ntfsfix /dev/hda1

where /dev/hda1 is the partition name in GNU/Linux. When done, boot back into Clonezilla Live and repeat the backup procedure.

-If the disk/partition you are trying to backup is not the Windows System disk (usually C:), you can boot Windows, and execute the command in a DOS window.

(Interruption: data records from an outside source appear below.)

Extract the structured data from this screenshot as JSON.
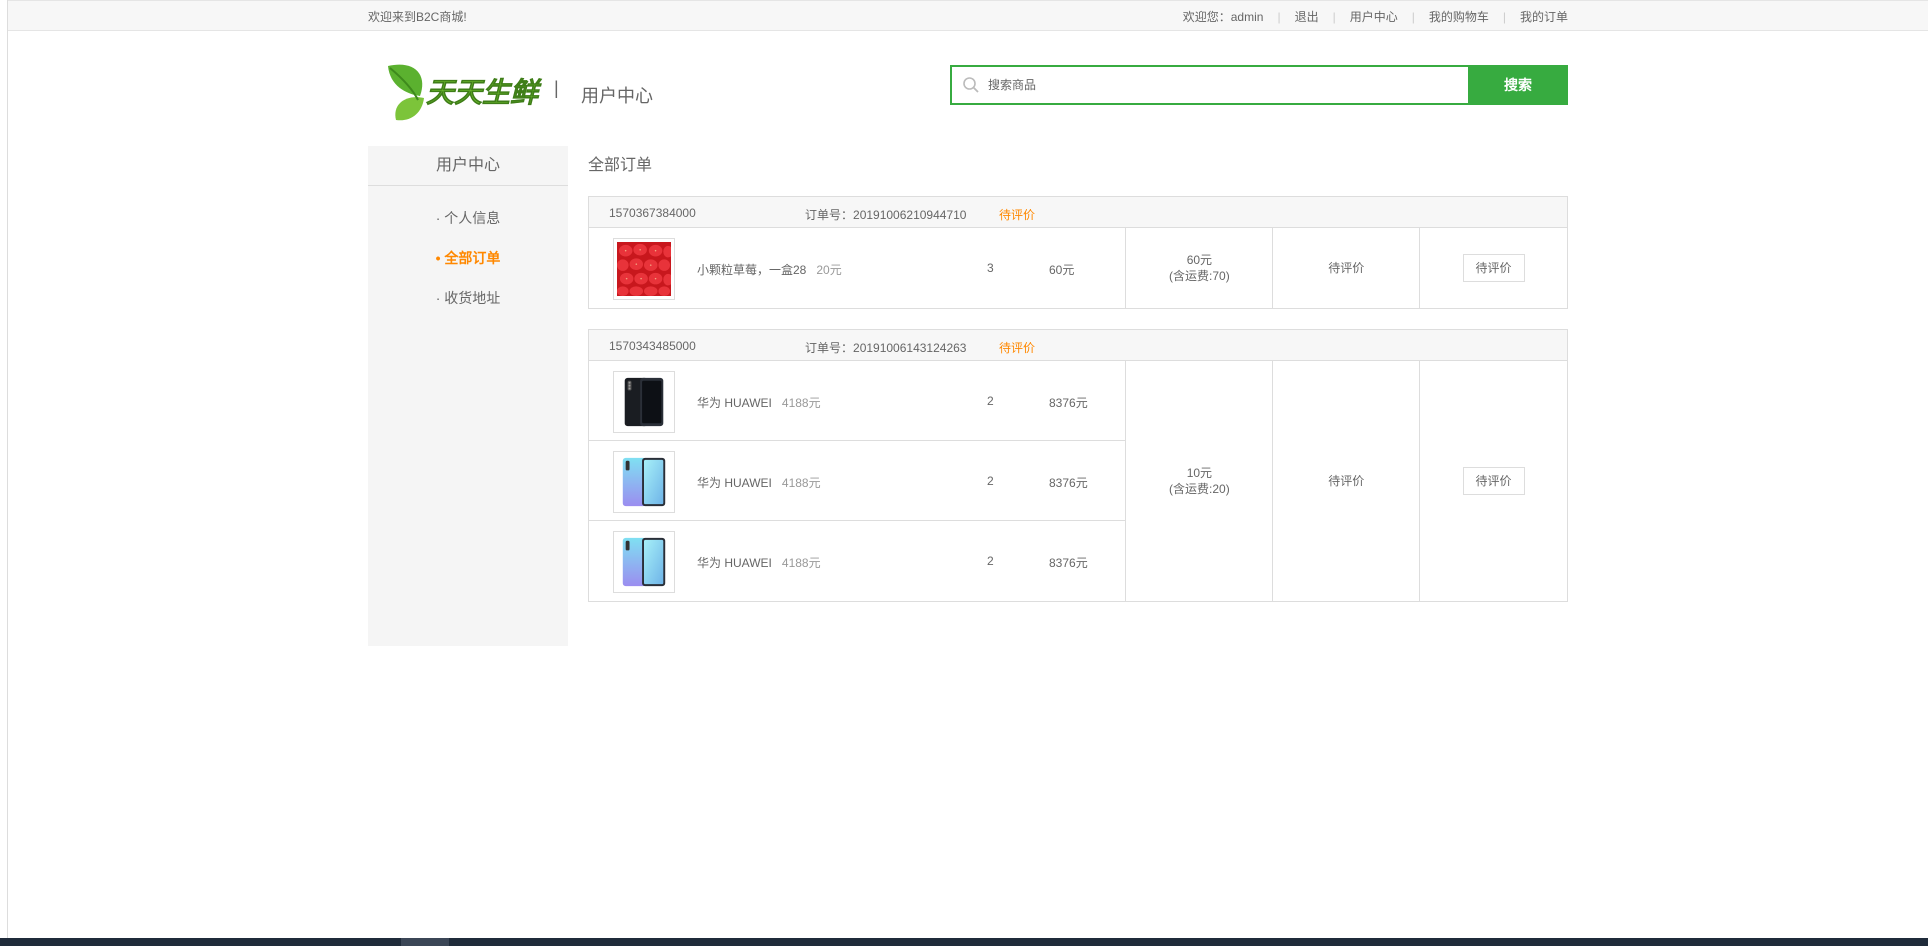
{
  "topbar": {
    "welcome": "欢迎来到B2C商城!",
    "greeting": "欢迎您：",
    "username": "admin",
    "logout": "退出",
    "user_center": "用户中心",
    "cart": "我的购物车",
    "orders": "我的订单"
  },
  "header": {
    "logo_text": "天天生鲜",
    "separator": "|",
    "title": "用户中心"
  },
  "search": {
    "placeholder": "搜索商品",
    "button": "搜索"
  },
  "sidebar": {
    "title": "用户中心",
    "items": [
      {
        "label": "· 个人信息",
        "active": false
      },
      {
        "label": "• 全部订单",
        "active": true
      },
      {
        "label": "· 收货地址",
        "active": false
      }
    ]
  },
  "main": {
    "title": "全部订单",
    "orders": [
      {
        "time": "1570367384000",
        "order_no_label": "订单号：",
        "order_no": "20191006210944710",
        "status": "待评价",
        "goods": [
          {
            "name": "小颗粒草莓，一盒28",
            "price": "20元",
            "count": "3",
            "subtotal": "60元",
            "image": "strawberry-image"
          }
        ],
        "total": "60元",
        "freight": "(含运费:70)",
        "status_text": "待评价",
        "operation": "待评价"
      },
      {
        "time": "1570343485000",
        "order_no_label": "订单号：",
        "order_no": "20191006143124263",
        "status": "待评价",
        "goods": [
          {
            "name": "华为 HUAWEI",
            "price": "4188元",
            "count": "2",
            "subtotal": "8376元",
            "image": "phone-black-image"
          },
          {
            "name": "华为 HUAWEI",
            "price": "4188元",
            "count": "2",
            "subtotal": "8376元",
            "image": "phone-blue-image"
          },
          {
            "name": "华为 HUAWEI",
            "price": "4188元",
            "count": "2",
            "subtotal": "8376元",
            "image": "phone-blue-image"
          }
        ],
        "total": "10元",
        "freight": "(含运费:20)",
        "status_text": "待评价",
        "operation": "待评价"
      }
    ]
  },
  "colors": {
    "brand_green": "#37ab40",
    "accent_orange": "#ff8800",
    "border": "#dddddd",
    "panel_bg": "#f5f5f5"
  }
}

To open a DOS window click Start / Run... and at the prompt Open: type cmd. -
  • If Windows XP Recovery Console is not available, you don't have the time to execute the procedure described above, or even if you have executed it but you still get the same message, and you are absolutely sure that you get this message because the NTFS partition is really scheduled for check, and it's not because Windows crushed or have become corrupt, you can mount the patririon by hand and tell Clonezilla Live to use it. Assuming the partition is /dev/hda1, exit the program and execute the commands:

    sudo su -
    ntfs-3g -o force /dev/hda1 /home/partimag